And what about sex, you may ask? While it’s true that men tend to think about sex a bit more than women, it’s actually not as large a gap as you might imagine. According to research from Ohio State University, college-age men think about sex roughly 18 times a day, whereas women do so about 10 times a day (it’s less for both genders as they get older, believe me!). The researchers found that it wasn’t just sex that men thought of somewhat more frequently: they also thought about food and sleep more. Go figure, right?

You also may be wondering about fidelity. Most of us assume that women crave commitment and faithfulness in relationships more than men. Not so, according to research compiled by author Wednesday Martin in her book, UNTRUE: Why Nearly Everything We Believe About Women, Lust, and Infidelity is Wrong and How the New Science Can Set Us Free. Martin found that in many instances, it’s the woman in the relationship who is less likely to want monogamy, and in some cases, who is more likely to be unfaithful.

How To Have A Great Relationship With A Man

OK, so now that you know men have the capacity and desire to be unguarded, emotionally intimate, and willing to communicate, what do you do if you find yourself in a relationship with a man who seems to want to have nothing to do with any of that?

Don’t try to “fix” him

First of all, it’s not your job to “fix” your partner or make them more like how you wish they would be. So if you are in a relationship with a man who doesn’t seem able to connect or communicate in a way that you need them to, remember it is not your job to make them be someone they are not. Sadly, “toxic masculinity” is so deeply ingrained in our culture that it can be difficult to pull even the most open-minded man out of it.

Give him a safe space to express his needs

However, starting with an understanding that, underneath all the machismo, is a vulnerable person who has many of the same needs you do, can be a vital first step toward a stronger, more enduring relationship. If you believe that men do indeed have the capacity for deep connection in relationships, you can pass some of that faith onto your partner and help him feel safe and confident enough to “go there” and express his needs or unleash any buried feelings.

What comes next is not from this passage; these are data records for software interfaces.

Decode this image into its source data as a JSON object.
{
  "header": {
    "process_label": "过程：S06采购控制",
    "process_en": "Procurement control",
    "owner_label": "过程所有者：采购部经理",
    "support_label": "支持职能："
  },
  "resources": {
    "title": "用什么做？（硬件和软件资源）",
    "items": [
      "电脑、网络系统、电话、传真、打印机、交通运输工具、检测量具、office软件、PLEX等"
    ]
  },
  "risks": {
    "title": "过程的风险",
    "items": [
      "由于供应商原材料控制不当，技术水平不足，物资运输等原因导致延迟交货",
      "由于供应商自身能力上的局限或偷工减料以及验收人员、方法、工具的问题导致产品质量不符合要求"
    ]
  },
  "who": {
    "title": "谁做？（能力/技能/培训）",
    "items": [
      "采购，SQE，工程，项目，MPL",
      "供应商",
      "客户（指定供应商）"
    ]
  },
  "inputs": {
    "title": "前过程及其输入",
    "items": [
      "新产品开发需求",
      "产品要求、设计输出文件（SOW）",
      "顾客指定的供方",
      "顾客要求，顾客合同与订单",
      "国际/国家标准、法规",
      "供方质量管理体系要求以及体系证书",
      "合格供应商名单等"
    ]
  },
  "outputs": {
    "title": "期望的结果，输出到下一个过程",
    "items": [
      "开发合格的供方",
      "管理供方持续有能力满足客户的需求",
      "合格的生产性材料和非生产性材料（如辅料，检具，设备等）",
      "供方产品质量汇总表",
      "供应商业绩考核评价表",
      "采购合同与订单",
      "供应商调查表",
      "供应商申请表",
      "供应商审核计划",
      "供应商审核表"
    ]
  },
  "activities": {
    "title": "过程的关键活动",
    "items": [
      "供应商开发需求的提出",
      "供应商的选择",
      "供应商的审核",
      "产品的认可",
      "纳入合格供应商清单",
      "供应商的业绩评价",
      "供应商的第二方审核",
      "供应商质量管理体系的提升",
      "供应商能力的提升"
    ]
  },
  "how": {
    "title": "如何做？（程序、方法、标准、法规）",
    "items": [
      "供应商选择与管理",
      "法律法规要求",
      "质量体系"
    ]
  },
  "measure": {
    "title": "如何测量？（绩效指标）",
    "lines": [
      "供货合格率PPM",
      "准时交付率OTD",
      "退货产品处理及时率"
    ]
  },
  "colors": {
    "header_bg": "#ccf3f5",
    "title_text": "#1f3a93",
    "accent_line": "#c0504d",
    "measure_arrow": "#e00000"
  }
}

Talk with him about couples therapy

But you can’t always do it alone. Couples therapy is a fantastic way to help men (and women) get in touch with their more vulnerable sides. Your therapist can provide a safe space for your male partner to let down his guard a little, and allow his true feelings to come out. Your therapist will also be able to teach you both more effective modes of communication.

I hope that as we become more aware of the cultural and structural biases built into our society — and our mindset regarding men, masculinity, and relationships — we will understand that when it comes down to it, we’re all just human. And in relationships, we all need the same things: love, empathy, commitment, and to feel safe to share our most raw, intimate selves.

Published by

Wendy Wisner

Contributor